PROBLEM REQUIREMENTS:
Your answer should be one number, namely how many lines in the listing below include the word "sales".

THE RECORDS:
%%

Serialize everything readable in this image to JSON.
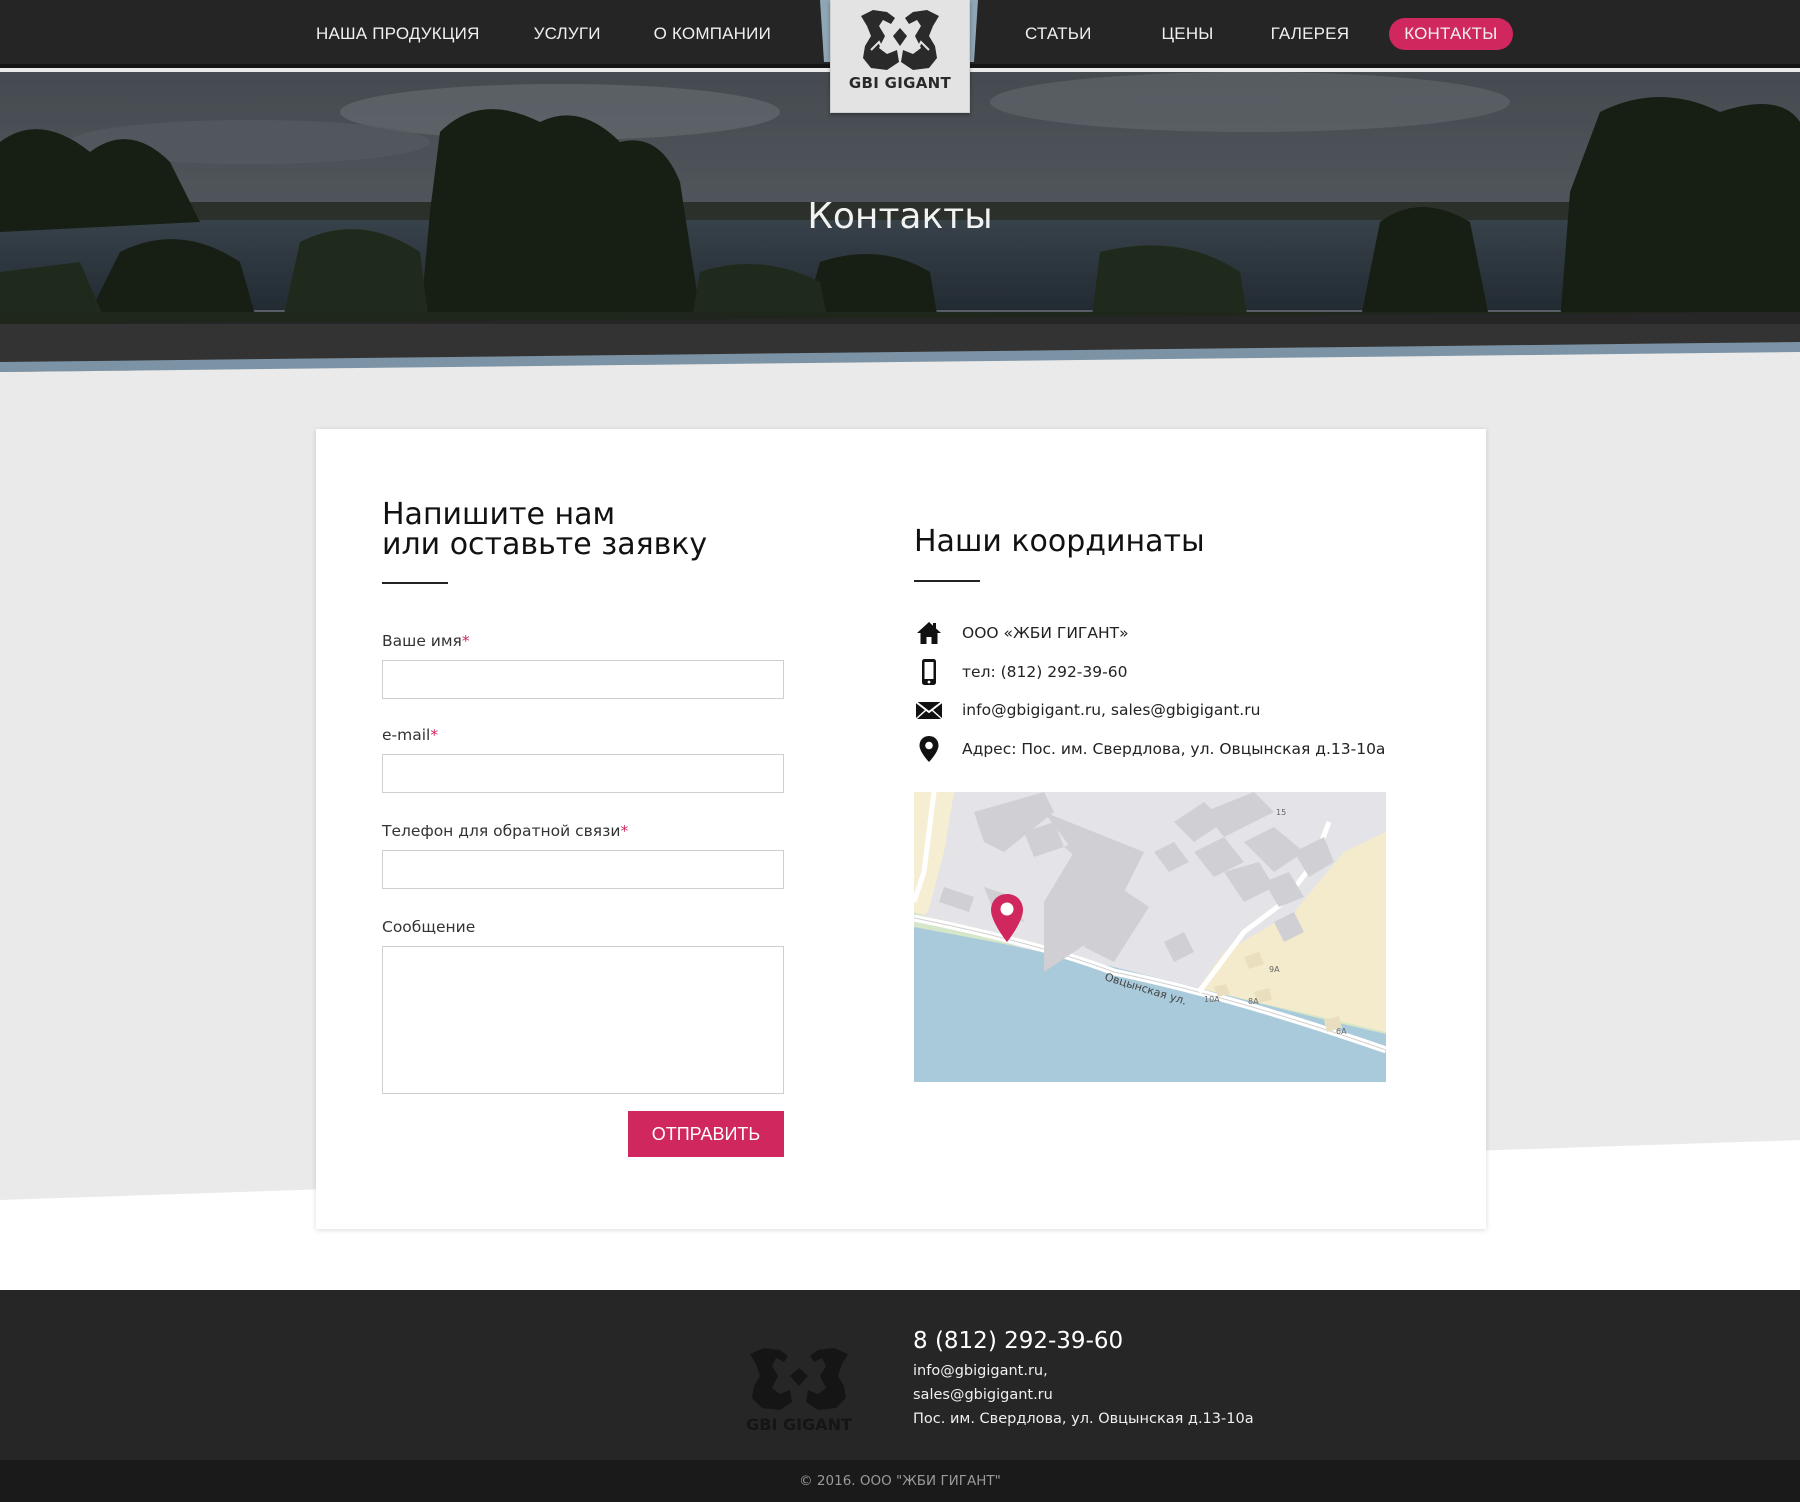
{
  "nav": {
    "left": [
      "НАША ПРОДУКЦИЯ",
      "УСЛУГИ",
      "О КОМПАНИИ"
    ],
    "right": [
      "СТАТЬИ",
      "ЦЕНЫ",
      "ГАЛЕРЕЯ"
    ],
    "active": "КОНТАКТЫ"
  },
  "logo": {
    "text": "GBI GIGANT"
  },
  "hero": {
    "title": "Контакты"
  },
  "form": {
    "title_line1": "Напишите нам",
    "title_line2": "или оставьте заявку",
    "name_label": "Ваше имя",
    "email_label": "e-mail",
    "phone_label": "Телефон для обратной связи",
    "message_label": "Сообщение",
    "required_mark": "*",
    "name_value": "",
    "email_value": "",
    "phone_value": "",
    "message_value": "",
    "submit": "ОТПРАВИТЬ"
  },
  "coords": {
    "title": "Наши координаты",
    "company": "ООО «ЖБИ ГИГАНТ»",
    "phone": "тел: (812) 292-39-60",
    "email": "info@gbigigant.ru, sales@gbigigant.ru",
    "address": "Адрес: Пос. им. Свердлова, ул. Овцынская д.13-10а",
    "icons": [
      "home-icon",
      "mobile-phone-icon",
      "envelope-icon",
      "map-pin-icon"
    ]
  },
  "map": {
    "street": "Овцынская ул.",
    "labels": [
      "15",
      "9А",
      "10А",
      "8А",
      "6А"
    ]
  },
  "footer": {
    "phone": "8 (812) 292-39-60",
    "email1": "info@gbigigant.ru,",
    "email2": "sales@gbigigant.ru",
    "address": "Пос. им. Свердлова, ул. Овцынская д.13-10а",
    "logo_text": "GBI GIGANT",
    "copyright": "© 2016. ООО \"ЖБИ ГИГАНТ\""
  },
  "colors": {
    "accent": "#d0285e",
    "dark": "#252525",
    "background": "#eaeaea",
    "sky_stripe": "#8fa6b5"
  }
}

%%

SOLUTION TO THIS TASK:
2